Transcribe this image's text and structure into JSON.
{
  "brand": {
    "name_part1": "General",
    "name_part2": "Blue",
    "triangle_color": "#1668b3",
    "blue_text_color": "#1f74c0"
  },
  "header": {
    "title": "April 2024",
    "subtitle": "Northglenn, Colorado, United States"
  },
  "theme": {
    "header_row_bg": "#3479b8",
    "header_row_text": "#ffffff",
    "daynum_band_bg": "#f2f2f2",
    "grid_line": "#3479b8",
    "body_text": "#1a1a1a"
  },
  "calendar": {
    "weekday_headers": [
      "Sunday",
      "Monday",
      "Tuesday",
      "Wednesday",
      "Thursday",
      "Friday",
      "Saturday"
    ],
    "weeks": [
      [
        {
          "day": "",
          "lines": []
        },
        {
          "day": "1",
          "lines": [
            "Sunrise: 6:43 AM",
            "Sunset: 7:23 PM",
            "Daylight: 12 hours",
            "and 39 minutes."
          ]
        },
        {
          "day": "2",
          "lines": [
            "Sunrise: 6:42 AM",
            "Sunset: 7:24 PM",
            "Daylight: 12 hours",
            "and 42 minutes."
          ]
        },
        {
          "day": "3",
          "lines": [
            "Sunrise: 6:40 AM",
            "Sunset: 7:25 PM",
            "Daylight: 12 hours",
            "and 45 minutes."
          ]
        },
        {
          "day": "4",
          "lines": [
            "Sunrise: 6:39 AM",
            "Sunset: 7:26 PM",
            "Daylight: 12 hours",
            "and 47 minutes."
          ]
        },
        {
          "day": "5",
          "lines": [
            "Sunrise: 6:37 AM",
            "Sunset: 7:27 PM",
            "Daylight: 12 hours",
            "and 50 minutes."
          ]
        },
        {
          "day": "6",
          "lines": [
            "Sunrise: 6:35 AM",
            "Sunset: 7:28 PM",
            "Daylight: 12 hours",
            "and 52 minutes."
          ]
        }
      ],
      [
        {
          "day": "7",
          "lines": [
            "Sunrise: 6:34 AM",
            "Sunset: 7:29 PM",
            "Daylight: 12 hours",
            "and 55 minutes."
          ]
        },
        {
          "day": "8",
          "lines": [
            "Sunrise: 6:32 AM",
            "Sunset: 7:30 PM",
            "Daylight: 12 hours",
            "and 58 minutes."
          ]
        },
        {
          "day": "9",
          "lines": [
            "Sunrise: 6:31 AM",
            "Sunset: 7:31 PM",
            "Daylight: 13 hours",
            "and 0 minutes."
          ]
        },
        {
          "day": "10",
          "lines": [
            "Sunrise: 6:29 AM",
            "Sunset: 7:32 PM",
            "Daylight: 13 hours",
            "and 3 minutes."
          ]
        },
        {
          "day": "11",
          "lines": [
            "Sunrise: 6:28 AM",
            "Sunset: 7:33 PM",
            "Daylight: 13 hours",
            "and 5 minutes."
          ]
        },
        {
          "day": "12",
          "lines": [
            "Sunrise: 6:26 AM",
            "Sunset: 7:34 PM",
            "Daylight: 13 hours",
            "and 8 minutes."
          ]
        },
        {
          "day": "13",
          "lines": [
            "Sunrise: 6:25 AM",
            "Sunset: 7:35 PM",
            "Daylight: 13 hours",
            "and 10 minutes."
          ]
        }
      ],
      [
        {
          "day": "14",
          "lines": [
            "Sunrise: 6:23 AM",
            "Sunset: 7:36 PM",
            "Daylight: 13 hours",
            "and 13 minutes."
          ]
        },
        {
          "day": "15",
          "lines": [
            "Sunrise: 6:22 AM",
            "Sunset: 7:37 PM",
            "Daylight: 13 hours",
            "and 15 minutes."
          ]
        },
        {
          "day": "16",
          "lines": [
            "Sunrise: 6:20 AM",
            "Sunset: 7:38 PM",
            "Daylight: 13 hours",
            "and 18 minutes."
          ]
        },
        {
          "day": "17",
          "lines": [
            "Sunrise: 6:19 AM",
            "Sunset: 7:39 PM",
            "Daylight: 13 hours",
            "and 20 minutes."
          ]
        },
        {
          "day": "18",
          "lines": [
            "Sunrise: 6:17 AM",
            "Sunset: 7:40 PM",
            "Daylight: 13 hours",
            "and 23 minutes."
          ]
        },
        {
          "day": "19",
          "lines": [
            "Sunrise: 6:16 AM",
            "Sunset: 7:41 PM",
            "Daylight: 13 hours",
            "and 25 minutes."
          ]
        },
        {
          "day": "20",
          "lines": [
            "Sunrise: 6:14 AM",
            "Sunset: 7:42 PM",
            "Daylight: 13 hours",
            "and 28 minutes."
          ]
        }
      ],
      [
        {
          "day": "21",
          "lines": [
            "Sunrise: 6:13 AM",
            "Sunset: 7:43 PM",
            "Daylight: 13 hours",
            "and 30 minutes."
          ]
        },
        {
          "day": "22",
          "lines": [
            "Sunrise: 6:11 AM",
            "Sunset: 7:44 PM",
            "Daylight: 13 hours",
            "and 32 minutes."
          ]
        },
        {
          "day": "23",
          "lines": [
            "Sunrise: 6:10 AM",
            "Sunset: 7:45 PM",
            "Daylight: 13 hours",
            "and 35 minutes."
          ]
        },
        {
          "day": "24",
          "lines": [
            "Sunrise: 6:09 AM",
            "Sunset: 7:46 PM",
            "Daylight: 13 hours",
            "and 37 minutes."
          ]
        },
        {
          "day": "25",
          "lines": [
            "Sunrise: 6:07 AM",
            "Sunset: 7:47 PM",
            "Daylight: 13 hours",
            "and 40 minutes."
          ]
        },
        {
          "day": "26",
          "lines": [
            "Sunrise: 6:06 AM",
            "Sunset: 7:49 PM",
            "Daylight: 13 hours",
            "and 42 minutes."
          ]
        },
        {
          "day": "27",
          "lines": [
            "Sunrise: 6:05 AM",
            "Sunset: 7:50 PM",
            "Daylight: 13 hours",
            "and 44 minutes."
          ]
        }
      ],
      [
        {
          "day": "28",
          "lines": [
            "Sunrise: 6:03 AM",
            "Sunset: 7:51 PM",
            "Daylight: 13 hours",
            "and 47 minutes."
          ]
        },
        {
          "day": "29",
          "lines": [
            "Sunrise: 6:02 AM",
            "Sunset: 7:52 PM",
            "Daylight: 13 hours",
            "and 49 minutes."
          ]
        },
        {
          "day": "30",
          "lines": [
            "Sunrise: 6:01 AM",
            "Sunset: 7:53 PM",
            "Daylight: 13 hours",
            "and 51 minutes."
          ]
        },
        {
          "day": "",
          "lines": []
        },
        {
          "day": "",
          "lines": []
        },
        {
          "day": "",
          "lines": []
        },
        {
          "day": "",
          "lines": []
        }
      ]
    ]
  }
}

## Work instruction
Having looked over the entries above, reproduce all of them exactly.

## Output for this task
Transcribe this image's text and structure into JSON.
{
  "brand": {
    "name_part1": "General",
    "name_part2": "Blue",
    "triangle_color": "#1668b3",
    "blue_text_color": "#1f74c0"
  },
  "header": {
    "title": "April 2024",
    "subtitle": "Northglenn, Colorado, United States"
  },
  "theme": {
    "header_row_bg": "#3479b8",
    "header_row_text": "#ffffff",
    "daynum_band_bg": "#f2f2f2",
    "grid_line": "#3479b8",
    "body_text": "#1a1a1a"
  },
  "calendar": {
    "weekday_headers": [
      "Sunday",
      "Monday",
      "Tuesday",
      "Wednesday",
      "Thursday",
      "Friday",
      "Saturday"
    ],
    "weeks": [
      [
        {
          "day": "",
          "lines": []
        },
        {
          "day": "1",
          "lines": [
            "Sunrise: 6:43 AM",
            "Sunset: 7:23 PM",
            "Daylight: 12 hours",
            "and 39 minutes."
          ]
        },
        {
          "day": "2",
          "lines": [
            "Sunrise: 6:42 AM",
            "Sunset: 7:24 PM",
            "Daylight: 12 hours",
            "and 42 minutes."
          ]
        },
        {
          "day": "3",
          "lines": [
            "Sunrise: 6:40 AM",
            "Sunset: 7:25 PM",
            "Daylight: 12 hours",
            "and 45 minutes."
          ]
        },
        {
          "day": "4",
          "lines": [
            "Sunrise: 6:39 AM",
            "Sunset: 7:26 PM",
            "Daylight: 12 hours",
            "and 47 minutes."
          ]
        },
        {
          "day": "5",
          "lines": [
            "Sunrise: 6:37 AM",
            "Sunset: 7:27 PM",
            "Daylight: 12 hours",
            "and 50 minutes."
          ]
        },
        {
          "day": "6",
          "lines": [
            "Sunrise: 6:35 AM",
            "Sunset: 7:28 PM",
            "Daylight: 12 hours",
            "and 52 minutes."
          ]
        }
      ],
      [
        {
          "day": "7",
          "lines": [
            "Sunrise: 6:34 AM",
            "Sunset: 7:29 PM",
            "Daylight: 12 hours",
            "and 55 minutes."
          ]
        },
        {
          "day": "8",
          "lines": [
            "Sunrise: 6:32 AM",
            "Sunset: 7:30 PM",
            "Daylight: 12 hours",
            "and 58 minutes."
          ]
        },
        {
          "day": "9",
          "lines": [
            "Sunrise: 6:31 AM",
            "Sunset: 7:31 PM",
            "Daylight: 13 hours",
            "and 0 minutes."
          ]
        },
        {
          "day": "10",
          "lines": [
            "Sunrise: 6:29 AM",
            "Sunset: 7:32 PM",
            "Daylight: 13 hours",
            "and 3 minutes."
          ]
        },
        {
          "day": "11",
          "lines": [
            "Sunrise: 6:28 AM",
            "Sunset: 7:33 PM",
            "Daylight: 13 hours",
            "and 5 minutes."
          ]
        },
        {
          "day": "12",
          "lines": [
            "Sunrise: 6:26 AM",
            "Sunset: 7:34 PM",
            "Daylight: 13 hours",
            "and 8 minutes."
          ]
        },
        {
          "day": "13",
          "lines": [
            "Sunrise: 6:25 AM",
            "Sunset: 7:35 PM",
            "Daylight: 13 hours",
            "and 10 minutes."
          ]
        }
      ],
      [
        {
          "day": "14",
          "lines": [
            "Sunrise: 6:23 AM",
            "Sunset: 7:36 PM",
            "Daylight: 13 hours",
            "and 13 minutes."
          ]
        },
        {
          "day": "15",
          "lines": [
            "Sunrise: 6:22 AM",
            "Sunset: 7:37 PM",
            "Daylight: 13 hours",
            "and 15 minutes."
          ]
        },
        {
          "day": "16",
          "lines": [
            "Sunrise: 6:20 AM",
            "Sunset: 7:38 PM",
            "Daylight: 13 hours",
            "and 18 minutes."
          ]
        },
        {
          "day": "17",
          "lines": [
            "Sunrise: 6:19 AM",
            "Sunset: 7:39 PM",
            "Daylight: 13 hours",
            "and 20 minutes."
          ]
        },
        {
          "day": "18",
          "lines": [
            "Sunrise: 6:17 AM",
            "Sunset: 7:40 PM",
            "Daylight: 13 hours",
            "and 23 minutes."
          ]
        },
        {
          "day": "19",
          "lines": [
            "Sunrise: 6:16 AM",
            "Sunset: 7:41 PM",
            "Daylight: 13 hours",
            "and 25 minutes."
          ]
        },
        {
          "day": "20",
          "lines": [
            "Sunrise: 6:14 AM",
            "Sunset: 7:42 PM",
            "Daylight: 13 hours",
            "and 28 minutes."
          ]
        }
      ],
      [
        {
          "day": "21",
          "lines": [
            "Sunrise: 6:13 AM",
            "Sunset: 7:43 PM",
            "Daylight: 13 hours",
            "and 30 minutes."
          ]
        },
        {
          "day": "22",
          "lines": [
            "Sunrise: 6:11 AM",
            "Sunset: 7:44 PM",
            "Daylight: 13 hours",
            "and 32 minutes."
          ]
        },
        {
          "day": "23",
          "lines": [
            "Sunrise: 6:10 AM",
            "Sunset: 7:45 PM",
            "Daylight: 13 hours",
            "and 35 minutes."
          ]
        },
        {
          "day": "24",
          "lines": [
            "Sunrise: 6:09 AM",
            "Sunset: 7:46 PM",
            "Daylight: 13 hours",
            "and 37 minutes."
          ]
        },
        {
          "day": "25",
          "lines": [
            "Sunrise: 6:07 AM",
            "Sunset: 7:47 PM",
            "Daylight: 13 hours",
            "and 40 minutes."
          ]
        },
        {
          "day": "26",
          "lines": [
            "Sunrise: 6:06 AM",
            "Sunset: 7:49 PM",
            "Daylight: 13 hours",
            "and 42 minutes."
          ]
        },
        {
          "day": "27",
          "lines": [
            "Sunrise: 6:05 AM",
            "Sunset: 7:50 PM",
            "Daylight: 13 hours",
            "and 44 minutes."
          ]
        }
      ],
      [
        {
          "day": "28",
          "lines": [
            "Sunrise: 6:03 AM",
            "Sunset: 7:51 PM",
            "Daylight: 13 hours",
            "and 47 minutes."
          ]
        },
        {
          "day": "29",
          "lines": [
            "Sunrise: 6:02 AM",
            "Sunset: 7:52 PM",
            "Daylight: 13 hours",
            "and 49 minutes."
          ]
        },
        {
          "day": "30",
          "lines": [
            "Sunrise: 6:01 AM",
            "Sunset: 7:53 PM",
            "Daylight: 13 hours",
            "and 51 minutes."
          ]
        },
        {
          "day": "",
          "lines": []
        },
        {
          "day": "",
          "lines": []
        },
        {
          "day": "",
          "lines": []
        },
        {
          "day": "",
          "lines": []
        }
      ]
    ]
  }
}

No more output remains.